I didn't get an interview with any of them. I was too busy tweeting. Next time, I know better, and will hunt them all down. (P.S. You can watch videos of the Summit here. It's like being there, except not. I recommend Keys, Clinton, McClain, and the candidates' forum.)
Realization #3: It's too easy to drink the Kool-Aid. Everything was "service service service we're changing the world this is great let's all join hands it's up to us call on the youth we can make a difference change is gonna come support public sector jobs sing kumbayah service service service." I was feeling so patriotic I almost turned into a flag.
Good thing I sat next to a young
Realization #4: Bloggers really do live and love in their own little world. Talk about instant family. The press room for the candidates' forum on Thursday night was a social media love fest. I met the authors behind the blogs I read for work (like Britt Bravo), as well as a few new ones (shout out to CK's Blog!). The networking potential was huge. I feel much more prepared for the next big event to put myself out there more and swap info.
Realization #5: I never want to live in NYC. This realization has nothing to do with social media.
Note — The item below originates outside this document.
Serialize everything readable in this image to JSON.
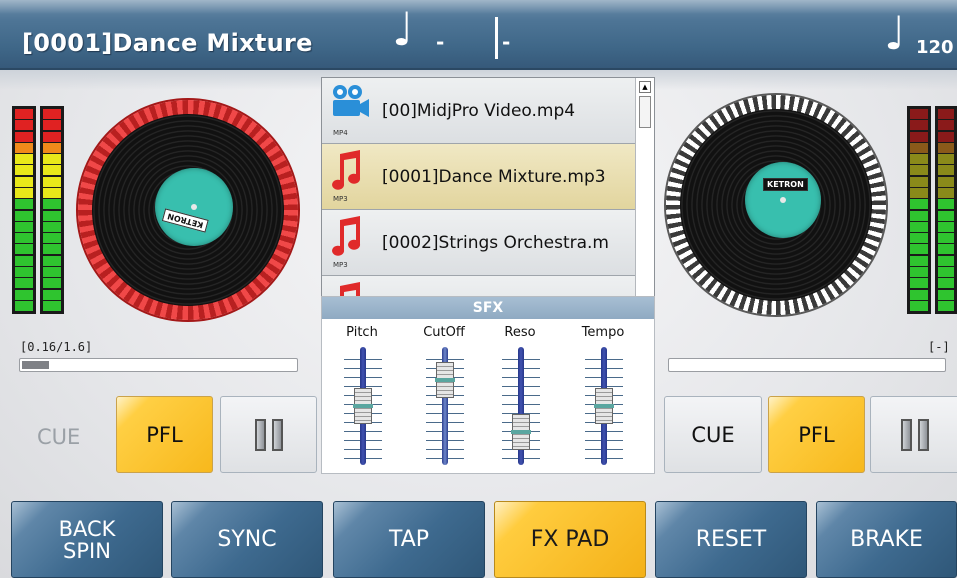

I just want to vent about lugging my suitcase 15 blocks and up and down the escalator-less subway because I couldn't hail a cab in Times Square, of all places. And I felt dirty and sweaty and claustrophobic and overstimulated. It confirmed my decision to live in DC -- much more my scene.
Realization #6: There's a lot more work to be done. A LOT. I am at the mere tip of the iceberg when it comes to understanding and using social media. I need to read more, comment more, cross-reference more, ask questions more, experiment more ... on top of my other job responsibilities. ::experiences dizzying sense of leaning over a chasm::
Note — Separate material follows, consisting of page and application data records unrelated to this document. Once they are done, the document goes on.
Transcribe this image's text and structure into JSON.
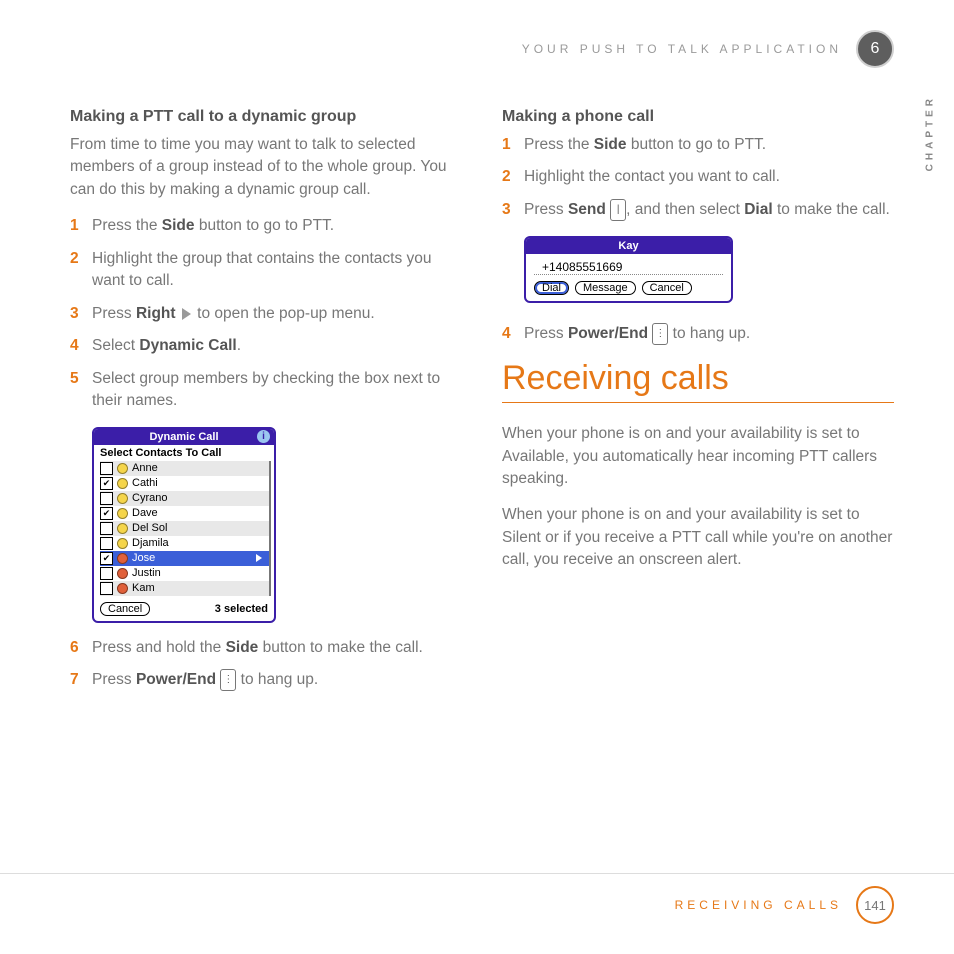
{
  "header": {
    "section": "YOUR PUSH TO TALK APPLICATION",
    "chapter_num": "6",
    "chapter_label": "CHAPTER"
  },
  "left": {
    "heading": "Making a PTT call to a dynamic group",
    "intro": "From time to time you may want to talk to selected members of a group instead of to the whole group. You can do this by making a dynamic group call.",
    "steps": {
      "s1": {
        "n": "1",
        "a": "Press the ",
        "b": "Side",
        "c": " button to go to PTT."
      },
      "s2": {
        "n": "2",
        "t": "Highlight the group that contains the contacts you want to call."
      },
      "s3": {
        "n": "3",
        "a": "Press ",
        "b": "Right",
        "c": " to open the pop-up menu."
      },
      "s4": {
        "n": "4",
        "a": "Select ",
        "b": "Dynamic Call",
        "c": "."
      },
      "s5": {
        "n": "5",
        "t": "Select group members by checking the box next to their names."
      },
      "s6": {
        "n": "6",
        "a": "Press and hold the ",
        "b": "Side",
        "c": " button to make the call."
      },
      "s7": {
        "n": "7",
        "a": "Press ",
        "b": "Power/End",
        "c": " to hang up."
      }
    }
  },
  "widget_dyn": {
    "title": "Dynamic Call",
    "subtitle": "Select Contacts To Call",
    "rows": [
      {
        "checked": false,
        "face": "g",
        "name": "Anne"
      },
      {
        "checked": true,
        "face": "g",
        "name": "Cathi"
      },
      {
        "checked": false,
        "face": "g",
        "name": "Cyrano"
      },
      {
        "checked": true,
        "face": "g",
        "name": "Dave"
      },
      {
        "checked": false,
        "face": "g",
        "name": "Del Sol"
      },
      {
        "checked": false,
        "face": "g",
        "name": "Djamila"
      },
      {
        "checked": true,
        "face": "r",
        "name": "Jose",
        "selected": true
      },
      {
        "checked": false,
        "face": "r",
        "name": "Justin"
      },
      {
        "checked": false,
        "face": "r",
        "name": "Kam"
      }
    ],
    "cancel": "Cancel",
    "count": "3 selected"
  },
  "right": {
    "heading": "Making a phone call",
    "steps": {
      "s1": {
        "n": "1",
        "a": "Press the ",
        "b": "Side",
        "c": " button to go to PTT."
      },
      "s2": {
        "n": "2",
        "t": "Highlight the contact you want to call."
      },
      "s3": {
        "n": "3",
        "a": "Press ",
        "b": "Send",
        "c": ", and then select ",
        "d": "Dial",
        "e": " to make the call."
      },
      "s4": {
        "n": "4",
        "a": "Press ",
        "b": "Power/End",
        "c": " to hang up."
      }
    }
  },
  "widget_phone": {
    "title": "Kay",
    "number": "+14085551669",
    "buttons": {
      "dial": "Dial",
      "message": "Message",
      "cancel": "Cancel"
    }
  },
  "section_title": "Receiving calls",
  "para1": "When your phone is on and your availability is set to Available, you automatically hear incoming PTT callers speaking.",
  "para2": "When your phone is on and your availability is set to Silent or if you receive a PTT call while you're on another call, you receive an onscreen alert.",
  "footer": {
    "title": "RECEIVING CALLS",
    "page": "141"
  }
}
And let me tell you, it was tough being a one-woman press team. I was spread too thin for an event of this size. So that means more help, more training, more efficiency with equally excited and energetic writers/reporters who can help shoulder the load. Which brings me to ...
Realization #7: Because with a little bit of luck and a lot of elbow grease, we can make this work. I'm sure of it.